The first two examples of bearish stochastic divergence were accompanied by bearish engulfing candlestick patterns, which helps us choose a high-probability entry point. However, the last example never had a viable candlestick pattern form at the second or third high, so we would have skipped it.
The last chart (above) shows a couple of examples of how to trade divergence on the RSI. Learning how to trade RSI divergence can be tricky. You’ll notice that the RSI line chops up and down quite a bit, so it’s not enough to base your RSI divergence trading on just any RSI highs or lows.
You have to make sure that the highs or lows that you’re basing your RSI divergence off of correspond to distinguishable highs or lows in price. The same is true when you trade MACD, stochastic, or RSI divergence, but the problem is more pronounced with the RSI.
The first example of divergence in the chart above is bullish RSI divergence which was accompanied by a bullish harami candlestick pattern. Then we have an example of bearish RSI divergence which was accompanied by a bearish engulfing candlestick pattern.
You may or may not have noticed that all of these divergence examples are from about the same time period. Some traders like to stack these three indicators on their charts. When two or more of them are showing divergence at the same time, they can reveal some very high-probability trading entries.

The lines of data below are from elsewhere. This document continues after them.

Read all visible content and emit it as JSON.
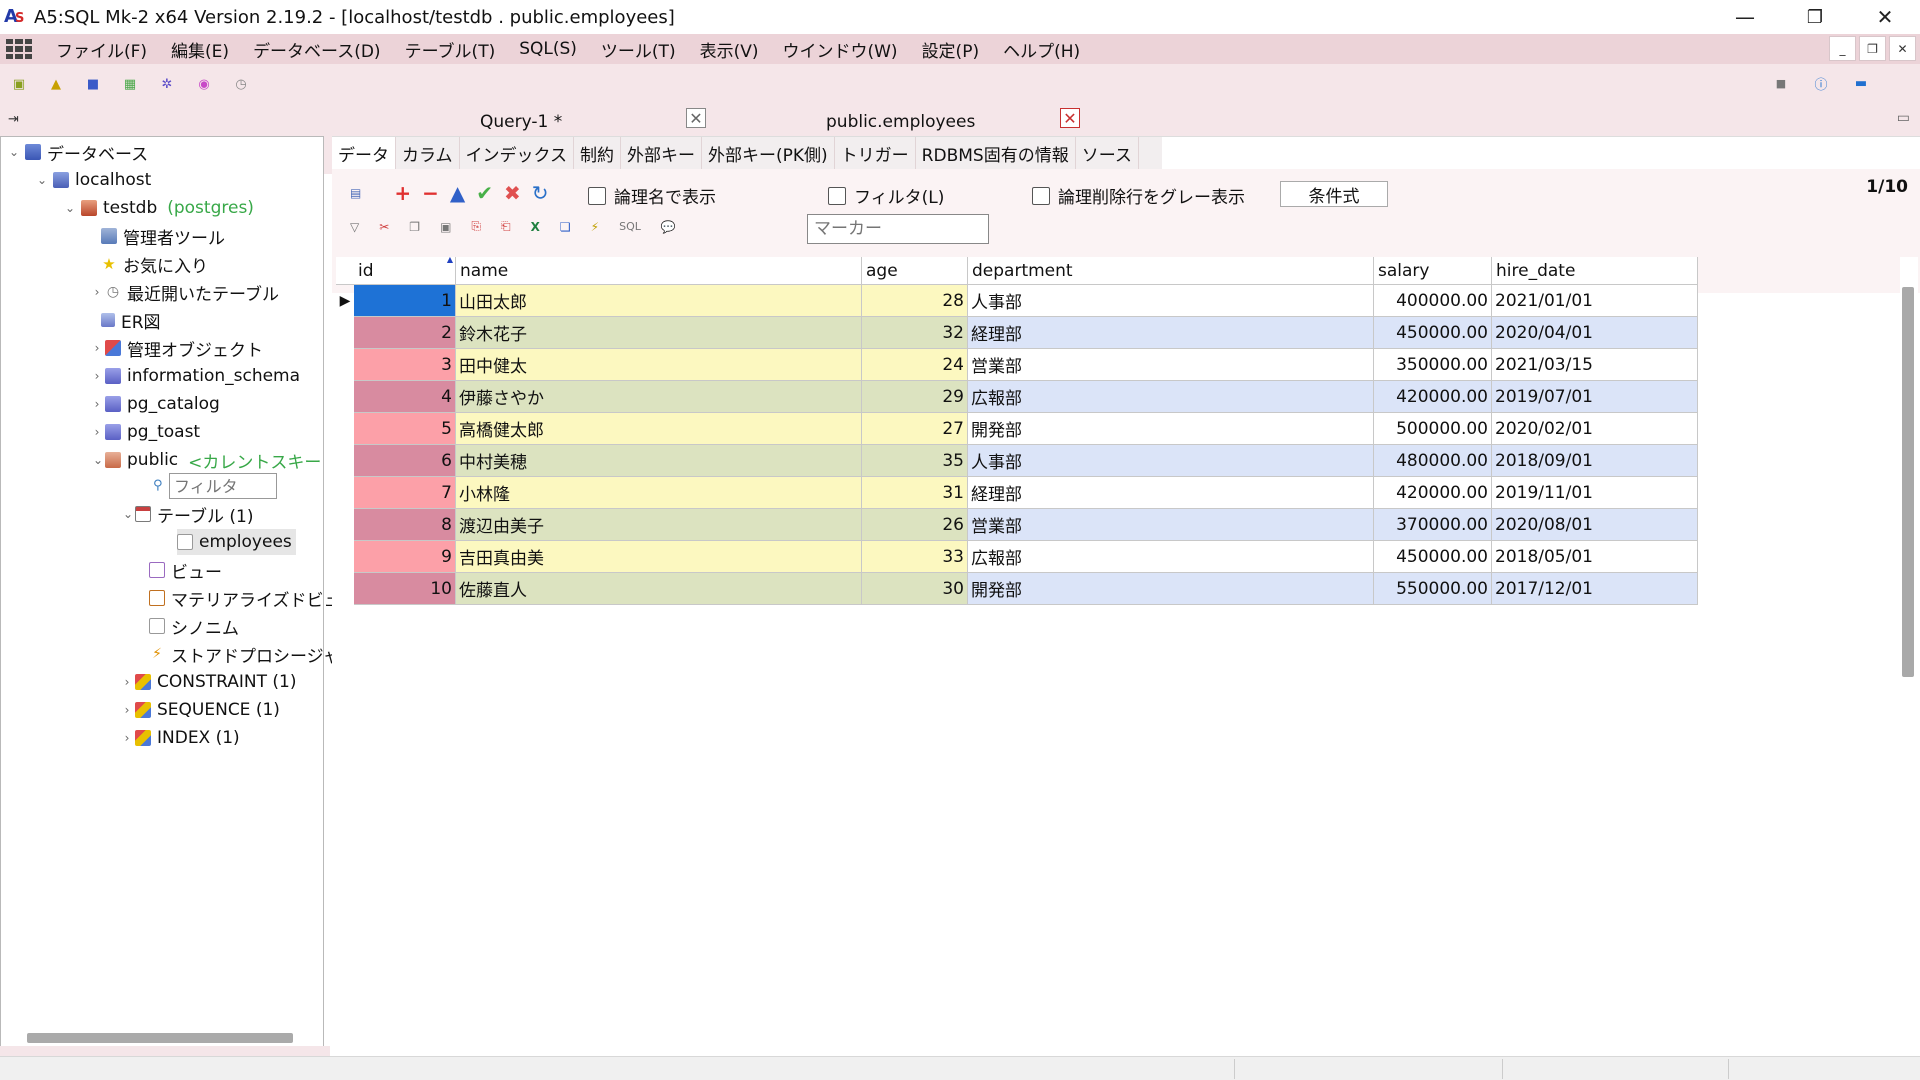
{
  "window": {
    "title": "A5:SQL Mk-2 x64 Version 2.19.2 - [localhost/testdb . public.employees]",
    "minimize": "—",
    "maximize": "❐",
    "close": "✕"
  },
  "menu": [
    "ファイル(F)",
    "編集(E)",
    "データベース(D)",
    "テーブル(T)",
    "SQL(S)",
    "ツール(T)",
    "表示(V)",
    "ウインドウ(W)",
    "設定(P)",
    "ヘルプ(H)"
  ],
  "mdi": {
    "minimize": "_",
    "restore": "❐",
    "close": "✕"
  },
  "tree": {
    "root": "データベース",
    "server": "localhost",
    "database": "testdb",
    "database_driver": "(postgres)",
    "items": [
      "管理者ツール",
      "お気に入り",
      "最近開いたテーブル",
      "ER図",
      "管理オブジェクト",
      "information_schema",
      "pg_catalog",
      "pg_toast"
    ],
    "schema": "public",
    "schema_note": "<カレントスキーマ>",
    "filter_placeholder": "フィルタ",
    "tables_label": "テーブル (1)",
    "table_item": "employees",
    "views": "ビュー",
    "matviews": "マテリアライズドビュー",
    "synonyms": "シノニム",
    "procs": "ストアドプロシージャ",
    "constraint": "CONSTRAINT (1)",
    "sequence": "SEQUENCE (1)",
    "index": "INDEX (1)"
  },
  "doc_tabs": [
    {
      "label": "Query-1 *"
    },
    {
      "label": "public.employees"
    }
  ],
  "sub_tabs": [
    "データ",
    "カラム",
    "インデックス",
    "制約",
    "外部キー",
    "外部キー(PK側)",
    "トリガー",
    "RDBMS固有の情報",
    "ソース"
  ],
  "options": {
    "logical_names": "論理名で表示",
    "filter": "フィルタ(L)",
    "gray_deleted": "論理削除行をグレー表示",
    "condition_button": "条件式",
    "page": "1/10",
    "marker_placeholder": "マーカー"
  },
  "grid": {
    "columns": [
      "id",
      "name",
      "age",
      "department",
      "salary",
      "hire_date"
    ],
    "rows": [
      [
        "1",
        "山田太郎",
        "28",
        "人事部",
        "400000.00",
        "2021/01/01"
      ],
      [
        "2",
        "鈴木花子",
        "32",
        "経理部",
        "450000.00",
        "2020/04/01"
      ],
      [
        "3",
        "田中健太",
        "24",
        "営業部",
        "350000.00",
        "2021/03/15"
      ],
      [
        "4",
        "伊藤さやか",
        "29",
        "広報部",
        "420000.00",
        "2019/07/01"
      ],
      [
        "5",
        "高橋健太郎",
        "27",
        "開発部",
        "500000.00",
        "2020/02/01"
      ],
      [
        "6",
        "中村美穂",
        "35",
        "人事部",
        "480000.00",
        "2018/09/01"
      ],
      [
        "7",
        "小林隆",
        "31",
        "経理部",
        "420000.00",
        "2019/11/01"
      ],
      [
        "8",
        "渡辺由美子",
        "26",
        "営業部",
        "370000.00",
        "2020/08/01"
      ],
      [
        "9",
        "吉田真由美",
        "33",
        "広報部",
        "450000.00",
        "2018/05/01"
      ],
      [
        "10",
        "佐藤直人",
        "30",
        "開発部",
        "550000.00",
        "2017/12/01"
      ]
    ]
  },
  "colors": {
    "chrome": "#f5e6e9",
    "menubar": "#ecd3d8",
    "id_even": "#d88ba0",
    "id_odd": "#fca0a8",
    "name_even": "#dce3c0",
    "name_odd": "#fcf8c0",
    "dept_even": "#dbe4f8",
    "dept_odd": "#ffffff",
    "selected": "#1e72d6"
  }
}
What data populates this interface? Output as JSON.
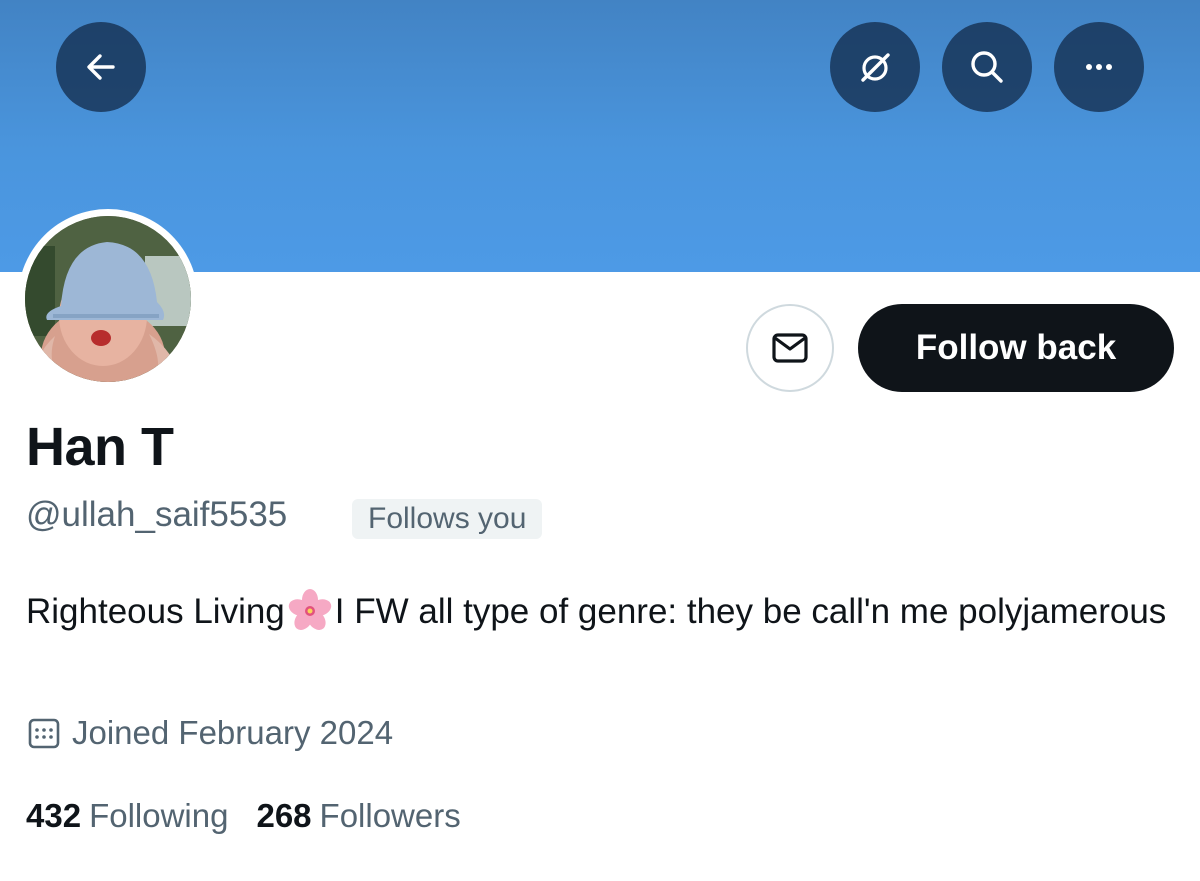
{
  "header": {
    "back_icon": "arrow-left-icon",
    "grok_icon": "grok-slash-icon",
    "search_icon": "search-icon",
    "more_icon": "more-dots-icon",
    "banner_color": "#4a95dd"
  },
  "profile": {
    "name": "Han T",
    "handle": "@ullah_saif5535",
    "follows_you": "Follows you",
    "bio_part1": "Righteous Living",
    "bio_emoji": "cherry-blossom-emoji",
    "bio_part2": "I FW all type of genre: they be call'n me polyjamerous",
    "joined": "Joined February 2024",
    "following_count": "432",
    "following_label": "Following",
    "followers_count": "268",
    "followers_label": "Followers"
  },
  "actions": {
    "message_icon": "envelope-icon",
    "follow_label": "Follow back"
  }
}
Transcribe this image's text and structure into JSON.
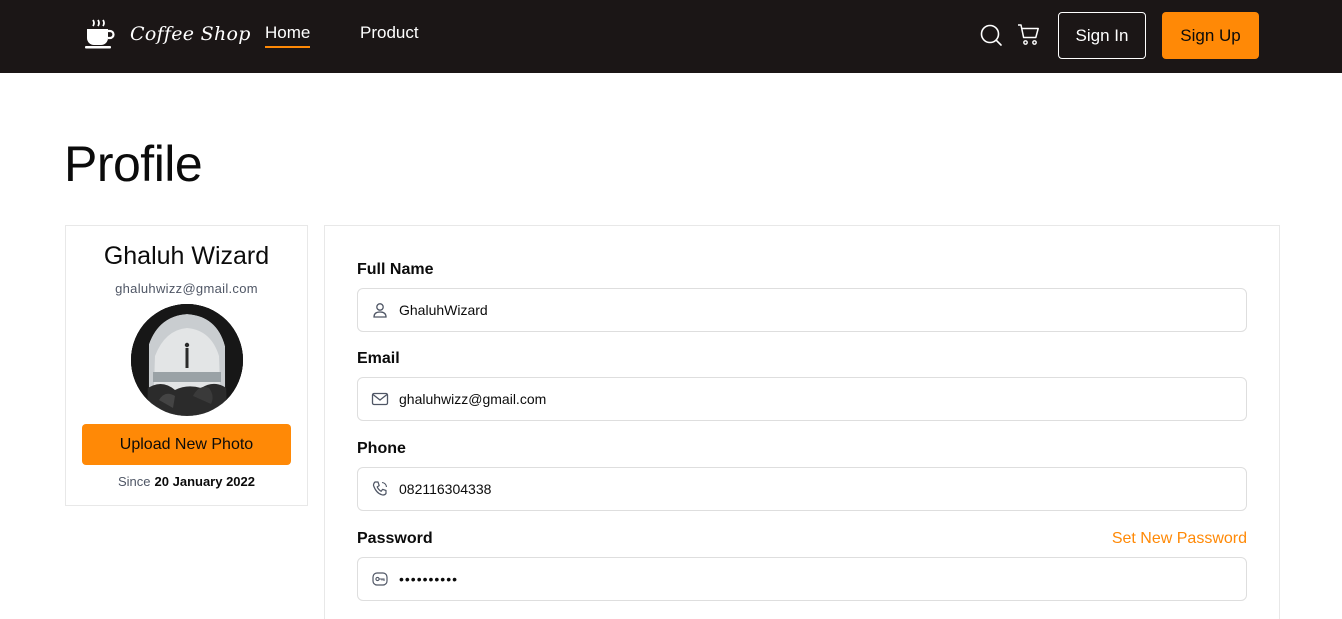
{
  "nav": {
    "logo_text": "Coffee Shop",
    "links": [
      "Home",
      "Product"
    ],
    "sign_in": "Sign In",
    "sign_up": "Sign Up",
    "active_link": "Home"
  },
  "page": {
    "title": "Profile"
  },
  "profile": {
    "name": "Ghaluh Wizard",
    "email": "ghaluhwizz@gmail.com",
    "upload_label": "Upload New Photo",
    "since_label": "Since",
    "since_date": "20 January 2022"
  },
  "form": {
    "full_name": {
      "label": "Full Name",
      "value": "GhaluhWizard",
      "icon": "user-icon"
    },
    "email": {
      "label": "Email",
      "value": "ghaluhwizz@gmail.com",
      "icon": "mail-icon"
    },
    "phone": {
      "label": "Phone",
      "value": "082116304338",
      "icon": "phone-icon"
    },
    "password": {
      "label": "Password",
      "value": "••••••••••",
      "icon": "key-icon",
      "set_new_label": "Set New Password"
    }
  },
  "colors": {
    "navbar_bg": "#1b1616",
    "accent": "#ff8906",
    "text_dark": "#0b0b0b",
    "text_muted": "#4f5665",
    "border": "#dedede"
  }
}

Learning how to trade divergence is powerful, but divergence signals should only be treated as indications of possible trading opportunities – not as buy or sell signals in and of themselves. The pros always combine other trading signals with divergence to gain an edge in the market.
Successful trading is the act making better trading decisions than about 95% of other traders. That takes a profitable trading system, great psychological discipline, and impeccable money management. Learning divergence trading strategy for the MACD, stochastic, or RSI might just give you the edge you need over typical losing traders.